▶ **Saved data entries**:
========

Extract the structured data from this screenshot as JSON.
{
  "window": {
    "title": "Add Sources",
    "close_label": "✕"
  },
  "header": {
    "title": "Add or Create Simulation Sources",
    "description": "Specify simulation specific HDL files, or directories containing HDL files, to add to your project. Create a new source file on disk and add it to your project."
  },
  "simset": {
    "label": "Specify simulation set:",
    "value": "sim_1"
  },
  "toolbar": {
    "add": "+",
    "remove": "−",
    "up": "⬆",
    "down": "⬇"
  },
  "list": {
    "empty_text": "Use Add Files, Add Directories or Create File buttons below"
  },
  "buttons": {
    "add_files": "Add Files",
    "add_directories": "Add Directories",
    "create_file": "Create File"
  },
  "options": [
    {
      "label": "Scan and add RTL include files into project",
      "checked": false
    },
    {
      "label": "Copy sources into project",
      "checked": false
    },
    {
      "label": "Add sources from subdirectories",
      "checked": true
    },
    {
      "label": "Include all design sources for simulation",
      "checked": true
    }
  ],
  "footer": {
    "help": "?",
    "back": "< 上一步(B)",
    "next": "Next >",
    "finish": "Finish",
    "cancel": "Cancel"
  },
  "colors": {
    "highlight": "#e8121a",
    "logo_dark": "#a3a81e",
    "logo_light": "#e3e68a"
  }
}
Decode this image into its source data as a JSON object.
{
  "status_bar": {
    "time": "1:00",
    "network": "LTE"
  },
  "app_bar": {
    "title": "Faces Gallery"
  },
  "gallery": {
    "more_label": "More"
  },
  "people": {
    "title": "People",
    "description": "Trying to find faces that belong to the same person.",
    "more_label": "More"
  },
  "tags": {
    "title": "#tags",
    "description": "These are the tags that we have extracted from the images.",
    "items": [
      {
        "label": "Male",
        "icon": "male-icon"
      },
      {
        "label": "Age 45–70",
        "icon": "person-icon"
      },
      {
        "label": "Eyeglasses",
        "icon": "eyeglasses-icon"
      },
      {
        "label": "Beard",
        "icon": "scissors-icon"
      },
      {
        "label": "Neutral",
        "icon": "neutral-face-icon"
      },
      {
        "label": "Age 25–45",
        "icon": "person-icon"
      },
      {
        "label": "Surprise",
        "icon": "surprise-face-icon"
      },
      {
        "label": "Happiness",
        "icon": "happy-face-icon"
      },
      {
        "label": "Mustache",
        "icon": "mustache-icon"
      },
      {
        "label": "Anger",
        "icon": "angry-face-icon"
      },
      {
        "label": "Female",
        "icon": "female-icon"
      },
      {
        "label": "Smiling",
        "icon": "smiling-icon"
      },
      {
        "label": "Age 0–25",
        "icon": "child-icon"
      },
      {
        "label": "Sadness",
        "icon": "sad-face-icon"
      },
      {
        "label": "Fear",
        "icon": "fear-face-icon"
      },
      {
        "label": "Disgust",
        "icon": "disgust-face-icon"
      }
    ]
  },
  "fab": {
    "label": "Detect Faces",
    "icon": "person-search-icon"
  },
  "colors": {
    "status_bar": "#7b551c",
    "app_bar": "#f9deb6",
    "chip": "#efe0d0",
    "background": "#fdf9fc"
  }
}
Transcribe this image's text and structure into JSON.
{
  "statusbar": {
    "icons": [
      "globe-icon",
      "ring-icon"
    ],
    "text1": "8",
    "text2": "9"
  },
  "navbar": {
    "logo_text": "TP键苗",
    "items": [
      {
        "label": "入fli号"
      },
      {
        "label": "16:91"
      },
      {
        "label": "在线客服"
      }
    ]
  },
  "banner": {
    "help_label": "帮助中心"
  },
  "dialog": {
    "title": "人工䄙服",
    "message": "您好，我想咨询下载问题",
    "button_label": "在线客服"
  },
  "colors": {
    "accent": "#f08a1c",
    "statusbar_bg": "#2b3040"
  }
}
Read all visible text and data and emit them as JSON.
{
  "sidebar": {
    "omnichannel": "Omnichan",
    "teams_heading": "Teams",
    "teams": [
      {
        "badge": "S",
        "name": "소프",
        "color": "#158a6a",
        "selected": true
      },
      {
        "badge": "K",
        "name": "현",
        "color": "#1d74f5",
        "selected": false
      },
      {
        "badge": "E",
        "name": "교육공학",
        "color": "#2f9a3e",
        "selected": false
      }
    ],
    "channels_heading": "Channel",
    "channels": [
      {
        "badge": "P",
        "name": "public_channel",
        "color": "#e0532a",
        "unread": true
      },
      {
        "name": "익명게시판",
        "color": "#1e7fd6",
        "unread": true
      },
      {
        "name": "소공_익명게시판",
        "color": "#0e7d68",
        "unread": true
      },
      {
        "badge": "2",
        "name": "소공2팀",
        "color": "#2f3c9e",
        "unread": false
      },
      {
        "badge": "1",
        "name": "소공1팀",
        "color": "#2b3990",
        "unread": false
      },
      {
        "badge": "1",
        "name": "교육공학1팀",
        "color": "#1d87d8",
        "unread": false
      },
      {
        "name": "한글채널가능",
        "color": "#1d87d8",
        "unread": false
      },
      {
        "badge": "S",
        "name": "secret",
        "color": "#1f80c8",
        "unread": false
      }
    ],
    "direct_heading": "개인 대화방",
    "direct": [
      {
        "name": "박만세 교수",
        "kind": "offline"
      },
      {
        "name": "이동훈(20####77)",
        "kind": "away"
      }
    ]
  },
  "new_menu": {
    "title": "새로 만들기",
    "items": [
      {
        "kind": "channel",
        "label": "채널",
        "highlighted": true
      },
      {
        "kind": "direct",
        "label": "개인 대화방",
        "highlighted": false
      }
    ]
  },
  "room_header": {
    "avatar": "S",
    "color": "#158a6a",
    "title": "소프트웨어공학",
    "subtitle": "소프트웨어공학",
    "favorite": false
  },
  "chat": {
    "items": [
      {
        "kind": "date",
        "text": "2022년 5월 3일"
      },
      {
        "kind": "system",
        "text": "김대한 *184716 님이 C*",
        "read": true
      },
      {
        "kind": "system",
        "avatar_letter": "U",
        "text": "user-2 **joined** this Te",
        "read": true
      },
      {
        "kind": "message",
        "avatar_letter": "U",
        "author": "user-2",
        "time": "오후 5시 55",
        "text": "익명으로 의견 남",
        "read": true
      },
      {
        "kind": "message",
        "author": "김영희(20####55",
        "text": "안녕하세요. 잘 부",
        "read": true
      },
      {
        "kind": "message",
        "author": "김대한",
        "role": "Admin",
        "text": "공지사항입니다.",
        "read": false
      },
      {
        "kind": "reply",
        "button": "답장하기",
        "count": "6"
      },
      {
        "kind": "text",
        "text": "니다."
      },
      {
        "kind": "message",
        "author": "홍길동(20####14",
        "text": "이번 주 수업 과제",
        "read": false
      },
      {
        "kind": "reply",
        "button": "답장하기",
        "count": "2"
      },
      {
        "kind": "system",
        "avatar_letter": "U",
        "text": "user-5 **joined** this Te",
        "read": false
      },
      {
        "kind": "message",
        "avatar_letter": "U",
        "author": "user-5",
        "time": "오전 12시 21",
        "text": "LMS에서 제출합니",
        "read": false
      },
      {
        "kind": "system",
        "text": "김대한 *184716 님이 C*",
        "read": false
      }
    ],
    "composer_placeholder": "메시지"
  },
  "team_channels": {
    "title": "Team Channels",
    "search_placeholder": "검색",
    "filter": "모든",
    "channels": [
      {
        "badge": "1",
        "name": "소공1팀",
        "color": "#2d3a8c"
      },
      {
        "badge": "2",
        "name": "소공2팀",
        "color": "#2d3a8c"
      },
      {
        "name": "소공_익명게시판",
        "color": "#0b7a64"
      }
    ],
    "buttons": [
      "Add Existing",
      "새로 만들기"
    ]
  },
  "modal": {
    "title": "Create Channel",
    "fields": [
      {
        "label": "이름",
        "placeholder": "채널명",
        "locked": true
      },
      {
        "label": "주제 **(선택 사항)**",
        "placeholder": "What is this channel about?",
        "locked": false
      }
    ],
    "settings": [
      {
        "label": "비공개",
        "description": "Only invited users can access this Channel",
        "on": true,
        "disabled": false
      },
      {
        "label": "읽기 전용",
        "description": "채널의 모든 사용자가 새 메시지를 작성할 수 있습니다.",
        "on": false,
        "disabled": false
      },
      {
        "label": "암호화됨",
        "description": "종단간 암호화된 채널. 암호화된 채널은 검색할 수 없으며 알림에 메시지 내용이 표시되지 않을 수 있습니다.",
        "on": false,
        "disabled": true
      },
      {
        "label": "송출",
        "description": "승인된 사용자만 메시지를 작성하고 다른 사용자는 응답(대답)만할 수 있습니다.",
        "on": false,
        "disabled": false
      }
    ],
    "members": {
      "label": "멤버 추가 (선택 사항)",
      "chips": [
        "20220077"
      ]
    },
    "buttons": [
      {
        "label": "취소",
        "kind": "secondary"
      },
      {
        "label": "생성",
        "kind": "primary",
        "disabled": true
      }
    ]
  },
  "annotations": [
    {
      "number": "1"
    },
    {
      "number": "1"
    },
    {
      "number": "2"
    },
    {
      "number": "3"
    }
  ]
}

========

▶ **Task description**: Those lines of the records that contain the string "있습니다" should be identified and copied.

▶ **Result of the exercise**:
        "description": "채널의 모든 사용자가 새 메시지를 작성할 수 있습니다.",
        "description": "종단간 암호화된 채널. 암호화된 채널은 검색할 수 없으며 알림에 메시지 내용이 표시되지 않을 수 있습니다.",
        "description": "승인된 사용자만 메시지를 작성하고 다른 사용자는 응답(대답)만할 수 있습니다.",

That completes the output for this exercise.